On the other hand, the CDC National Center for Injury Prevention & Control reports that firearms caused 31,244 deaths in 2007 (the latest year they have statistics). Of these, 17,352 were due to suicide and 351 were due to legal intervention.
So, analyzing the costs versus benefits of an armed citizenry, the data shows that guns are resulting in lives being saved more than lives being taken on an order of at least 10 to 1. And this is just death. Obviously firearms are used to prevent other crimes such as rape, home invasion and robbery.
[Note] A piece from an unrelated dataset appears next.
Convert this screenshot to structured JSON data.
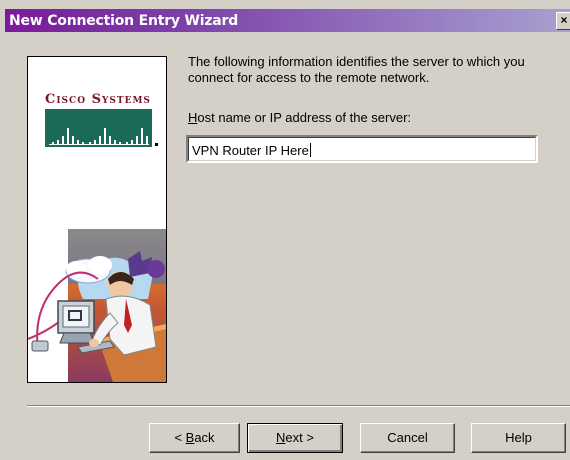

Firearms do not kill as many people as automobiles (42,031) or medical malpractice (195,000), yet we wouldn’t think of banning cars or doctors because the benefits of getting around and getting properly treated outweigh the potential tragedy of a drunk driver or a negligent doctor. Likewise, it’s only fair for gun control advocates to consider the positive value of firearms, and to think about the hundreds of thousands of people who believe they would have been robbed, raped, or killed if they were not armed during a violent altercation.
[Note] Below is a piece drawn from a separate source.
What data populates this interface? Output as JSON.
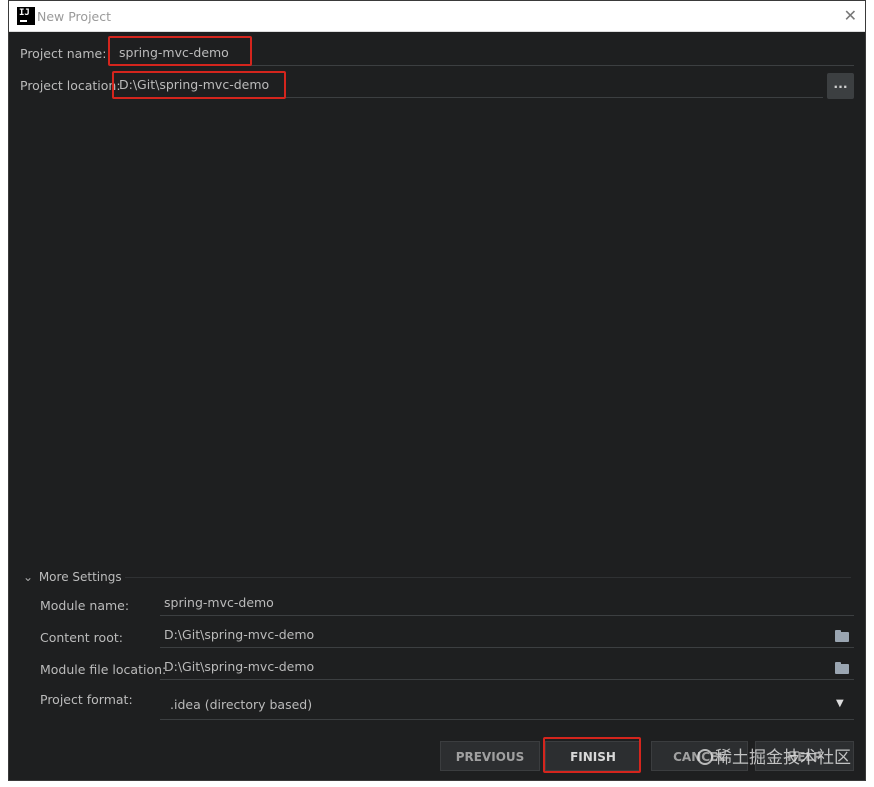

Again, my heart goes out to the victims in Tucson, and I wish for the recovery of those who were injured. But as horrible as it is, I believe it is problematic (and in some cases disingenuous) to use tragedy as an argument for the limitation of our constitutional rights.
Note: Many seem to think the high-capacity magazine Loughner was carrying would have been illegal before 2004 when the assault-weapons ban was in effect. To clarify, it would have been illegal to manufacture a new high-capacity magazine; however, pre-existing “grandfathered” magazines would have been readily available. The assault weapons ban is a subject for another day, but gun-control advocates should understand that there were so many loopholes and ambiguities in that legislation, the "ban" didn’t really do anything other than drive up the price for certain items and change the look of a few models. If you think the health care bill was a political red herring, you really need to study the AWB.